**Listed records**
++++++++++
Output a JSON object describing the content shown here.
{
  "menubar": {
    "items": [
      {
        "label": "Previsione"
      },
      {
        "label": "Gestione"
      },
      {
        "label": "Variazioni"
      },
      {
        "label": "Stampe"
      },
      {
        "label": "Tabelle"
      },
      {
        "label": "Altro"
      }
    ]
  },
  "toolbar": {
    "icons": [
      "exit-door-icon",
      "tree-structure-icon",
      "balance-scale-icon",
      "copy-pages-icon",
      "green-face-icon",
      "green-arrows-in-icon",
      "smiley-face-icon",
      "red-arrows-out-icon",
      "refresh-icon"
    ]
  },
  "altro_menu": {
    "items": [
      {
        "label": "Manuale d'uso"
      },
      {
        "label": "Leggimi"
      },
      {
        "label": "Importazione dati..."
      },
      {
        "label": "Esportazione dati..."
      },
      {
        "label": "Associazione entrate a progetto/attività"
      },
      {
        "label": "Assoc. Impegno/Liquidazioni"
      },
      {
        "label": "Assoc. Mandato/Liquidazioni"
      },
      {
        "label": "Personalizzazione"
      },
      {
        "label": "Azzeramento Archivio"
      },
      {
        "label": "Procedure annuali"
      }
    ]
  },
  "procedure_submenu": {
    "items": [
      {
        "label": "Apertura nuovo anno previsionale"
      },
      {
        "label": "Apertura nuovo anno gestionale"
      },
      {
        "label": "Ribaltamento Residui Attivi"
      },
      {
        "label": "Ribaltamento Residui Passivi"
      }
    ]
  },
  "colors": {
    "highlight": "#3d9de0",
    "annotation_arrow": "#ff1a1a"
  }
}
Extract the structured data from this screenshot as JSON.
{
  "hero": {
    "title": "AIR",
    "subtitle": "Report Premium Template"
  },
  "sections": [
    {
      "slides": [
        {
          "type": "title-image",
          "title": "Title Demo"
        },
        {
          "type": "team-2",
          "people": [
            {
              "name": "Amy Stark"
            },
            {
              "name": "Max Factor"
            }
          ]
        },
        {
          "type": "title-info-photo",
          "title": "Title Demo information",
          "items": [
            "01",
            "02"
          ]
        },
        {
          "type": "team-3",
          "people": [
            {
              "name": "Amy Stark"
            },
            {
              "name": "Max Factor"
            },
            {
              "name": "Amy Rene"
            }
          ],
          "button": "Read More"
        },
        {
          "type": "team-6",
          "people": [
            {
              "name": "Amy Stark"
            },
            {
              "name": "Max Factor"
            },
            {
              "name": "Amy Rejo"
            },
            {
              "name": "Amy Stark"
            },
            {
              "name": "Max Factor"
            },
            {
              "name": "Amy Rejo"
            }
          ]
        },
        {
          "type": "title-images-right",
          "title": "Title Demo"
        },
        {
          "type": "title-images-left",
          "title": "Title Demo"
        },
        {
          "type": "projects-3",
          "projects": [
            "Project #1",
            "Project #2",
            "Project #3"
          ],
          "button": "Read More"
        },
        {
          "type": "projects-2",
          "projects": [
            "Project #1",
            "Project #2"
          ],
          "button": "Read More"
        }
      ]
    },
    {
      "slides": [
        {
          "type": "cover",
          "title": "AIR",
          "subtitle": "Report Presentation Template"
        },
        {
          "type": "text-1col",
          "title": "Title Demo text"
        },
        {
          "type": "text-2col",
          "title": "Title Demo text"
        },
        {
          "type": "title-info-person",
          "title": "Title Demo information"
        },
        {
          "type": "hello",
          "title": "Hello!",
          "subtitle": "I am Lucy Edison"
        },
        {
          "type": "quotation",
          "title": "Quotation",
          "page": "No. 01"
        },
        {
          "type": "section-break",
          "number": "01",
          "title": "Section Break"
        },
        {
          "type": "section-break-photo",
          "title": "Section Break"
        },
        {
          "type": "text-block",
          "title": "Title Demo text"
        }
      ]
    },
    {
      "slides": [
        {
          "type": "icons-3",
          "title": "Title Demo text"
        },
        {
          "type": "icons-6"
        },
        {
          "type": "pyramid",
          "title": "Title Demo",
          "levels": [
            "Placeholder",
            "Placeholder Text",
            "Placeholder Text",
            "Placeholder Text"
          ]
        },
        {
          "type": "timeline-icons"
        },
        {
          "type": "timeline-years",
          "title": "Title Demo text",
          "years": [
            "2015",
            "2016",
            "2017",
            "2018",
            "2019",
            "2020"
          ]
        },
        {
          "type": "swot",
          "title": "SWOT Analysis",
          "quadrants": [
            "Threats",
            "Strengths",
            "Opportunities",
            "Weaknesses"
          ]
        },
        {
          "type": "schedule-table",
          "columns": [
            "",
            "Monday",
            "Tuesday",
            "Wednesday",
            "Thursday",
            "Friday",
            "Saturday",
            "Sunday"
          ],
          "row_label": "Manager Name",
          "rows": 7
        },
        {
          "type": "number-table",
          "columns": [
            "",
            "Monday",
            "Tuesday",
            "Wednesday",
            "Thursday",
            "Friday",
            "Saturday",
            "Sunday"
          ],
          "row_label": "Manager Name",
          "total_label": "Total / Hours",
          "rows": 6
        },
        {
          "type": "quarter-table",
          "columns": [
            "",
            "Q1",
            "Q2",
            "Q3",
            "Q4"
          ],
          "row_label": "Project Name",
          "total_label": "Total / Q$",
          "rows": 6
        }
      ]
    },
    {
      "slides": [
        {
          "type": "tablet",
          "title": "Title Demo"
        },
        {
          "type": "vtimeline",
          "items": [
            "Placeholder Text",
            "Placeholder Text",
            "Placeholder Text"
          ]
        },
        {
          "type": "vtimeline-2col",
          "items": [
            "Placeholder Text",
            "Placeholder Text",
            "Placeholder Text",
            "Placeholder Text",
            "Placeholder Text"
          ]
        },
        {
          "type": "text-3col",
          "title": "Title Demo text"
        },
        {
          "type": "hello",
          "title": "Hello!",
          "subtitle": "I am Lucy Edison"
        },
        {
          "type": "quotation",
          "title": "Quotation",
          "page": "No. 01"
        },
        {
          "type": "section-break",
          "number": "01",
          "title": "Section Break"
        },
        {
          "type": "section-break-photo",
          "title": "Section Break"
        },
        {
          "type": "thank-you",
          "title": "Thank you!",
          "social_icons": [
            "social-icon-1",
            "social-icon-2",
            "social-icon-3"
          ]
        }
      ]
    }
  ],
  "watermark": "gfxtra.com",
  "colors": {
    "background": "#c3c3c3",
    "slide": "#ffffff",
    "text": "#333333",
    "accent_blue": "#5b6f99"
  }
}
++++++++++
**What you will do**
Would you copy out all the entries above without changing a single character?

**Response**
Output a JSON object describing the content shown here.
{
  "menubar": {
    "items": [
      {
        "label": "Previsione"
      },
      {
        "label": "Gestione"
      },
      {
        "label": "Variazioni"
      },
      {
        "label": "Stampe"
      },
      {
        "label": "Tabelle"
      },
      {
        "label": "Altro"
      }
    ]
  },
  "toolbar": {
    "icons": [
      "exit-door-icon",
      "tree-structure-icon",
      "balance-scale-icon",
      "copy-pages-icon",
      "green-face-icon",
      "green-arrows-in-icon",
      "smiley-face-icon",
      "red-arrows-out-icon",
      "refresh-icon"
    ]
  },
  "altro_menu": {
    "items": [
      {
        "label": "Manuale d'uso"
      },
      {
        "label": "Leggimi"
      },
      {
        "label": "Importazione dati..."
      },
      {
        "label": "Esportazione dati..."
      },
      {
        "label": "Associazione entrate a progetto/attività"
      },
      {
        "label": "Assoc. Impegno/Liquidazioni"
      },
      {
        "label": "Assoc. Mandato/Liquidazioni"
      },
      {
        "label": "Personalizzazione"
      },
      {
        "label": "Azzeramento Archivio"
      },
      {
        "label": "Procedure annuali"
      }
    ]
  },
  "procedure_submenu": {
    "items": [
      {
        "label": "Apertura nuovo anno previsionale"
      },
      {
        "label": "Apertura nuovo anno gestionale"
      },
      {
        "label": "Ribaltamento Residui Attivi"
      },
      {
        "label": "Ribaltamento Residui Passivi"
      }
    ]
  },
  "colors": {
    "highlight": "#3d9de0",
    "annotation_arrow": "#ff1a1a"
  }
}
Extract the structured data from this screenshot as JSON.
{
  "hero": {
    "title": "AIR",
    "subtitle": "Report Premium Template"
  },
  "sections": [
    {
      "slides": [
        {
          "type": "title-image",
          "title": "Title Demo"
        },
        {
          "type": "team-2",
          "people": [
            {
              "name": "Amy Stark"
            },
            {
              "name": "Max Factor"
            }
          ]
        },
        {
          "type": "title-info-photo",
          "title": "Title Demo information",
          "items": [
            "01",
            "02"
          ]
        },
        {
          "type": "team-3",
          "people": [
            {
              "name": "Amy Stark"
            },
            {
              "name": "Max Factor"
            },
            {
              "name": "Amy Rene"
            }
          ],
          "button": "Read More"
        },
        {
          "type": "team-6",
          "people": [
            {
              "name": "Amy Stark"
            },
            {
              "name": "Max Factor"
            },
            {
              "name": "Amy Rejo"
            },
            {
              "name": "Amy Stark"
            },
            {
              "name": "Max Factor"
            },
            {
              "name": "Amy Rejo"
            }
          ]
        },
        {
          "type": "title-images-right",
          "title": "Title Demo"
        },
        {
          "type": "title-images-left",
          "title": "Title Demo"
        },
        {
          "type": "projects-3",
          "projects": [
            "Project #1",
            "Project #2",
            "Project #3"
          ],
          "button": "Read More"
        },
        {
          "type": "projects-2",
          "projects": [
            "Project #1",
            "Project #2"
          ],
          "button": "Read More"
        }
      ]
    },
    {
      "slides": [
        {
          "type": "cover",
          "title": "AIR",
          "subtitle": "Report Presentation Template"
        },
        {
          "type": "text-1col",
          "title": "Title Demo text"
        },
        {
          "type": "text-2col",
          "title": "Title Demo text"
        },
        {
          "type": "title-info-person",
          "title": "Title Demo information"
        },
        {
          "type": "hello",
          "title": "Hello!",
          "subtitle": "I am Lucy Edison"
        },
        {
          "type": "quotation",
          "title": "Quotation",
          "page": "No. 01"
        },
        {
          "type": "section-break",
          "number": "01",
          "title": "Section Break"
        },
        {
          "type": "section-break-photo",
          "title": "Section Break"
        },
        {
          "type": "text-block",
          "title": "Title Demo text"
        }
      ]
    },
    {
      "slides": [
        {
          "type": "icons-3",
          "title": "Title Demo text"
        },
        {
          "type": "icons-6"
        },
        {
          "type": "pyramid",
          "title": "Title Demo",
          "levels": [
            "Placeholder",
            "Placeholder Text",
            "Placeholder Text",
            "Placeholder Text"
          ]
        },
        {
          "type": "timeline-icons"
        },
        {
          "type": "timeline-years",
          "title": "Title Demo text",
          "years": [
            "2015",
            "2016",
            "2017",
            "2018",
            "2019",
            "2020"
          ]
        },
        {
          "type": "swot",
          "title": "SWOT Analysis",
          "quadrants": [
            "Threats",
            "Strengths",
            "Opportunities",
            "Weaknesses"
          ]
        },
        {
          "type": "schedule-table",
          "columns": [
            "",
            "Monday",
            "Tuesday",
            "Wednesday",
            "Thursday",
            "Friday",
            "Saturday",
            "Sunday"
          ],
          "row_label": "Manager Name",
          "rows": 7
        },
        {
          "type": "number-table",
          "columns": [
            "",
            "Monday",
            "Tuesday",
            "Wednesday",
            "Thursday",
            "Friday",
            "Saturday",
            "Sunday"
          ],
          "row_label": "Manager Name",
          "total_label": "Total / Hours",
          "rows": 6
        },
        {
          "type": "quarter-table",
          "columns": [
            "",
            "Q1",
            "Q2",
            "Q3",
            "Q4"
          ],
          "row_label": "Project Name",
          "total_label": "Total / Q$",
          "rows": 6
        }
      ]
    },
    {
      "slides": [
        {
          "type": "tablet",
          "title": "Title Demo"
        },
        {
          "type": "vtimeline",
          "items": [
            "Placeholder Text",
            "Placeholder Text",
            "Placeholder Text"
          ]
        },
        {
          "type": "vtimeline-2col",
          "items": [
            "Placeholder Text",
            "Placeholder Text",
            "Placeholder Text",
            "Placeholder Text",
            "Placeholder Text"
          ]
        },
        {
          "type": "text-3col",
          "title": "Title Demo text"
        },
        {
          "type": "hello",
          "title": "Hello!",
          "subtitle": "I am Lucy Edison"
        },
        {
          "type": "quotation",
          "title": "Quotation",
          "page": "No. 01"
        },
        {
          "type": "section-break",
          "number": "01",
          "title": "Section Break"
        },
        {
          "type": "section-break-photo",
          "title": "Section Break"
        },
        {
          "type": "thank-you",
          "title": "Thank you!",
          "social_icons": [
            "social-icon-1",
            "social-icon-2",
            "social-icon-3"
          ]
        }
      ]
    }
  ],
  "watermark": "gfxtra.com",
  "colors": {
    "background": "#c3c3c3",
    "slide": "#ffffff",
    "text": "#333333",
    "accent_blue": "#5b6f99"
  }
}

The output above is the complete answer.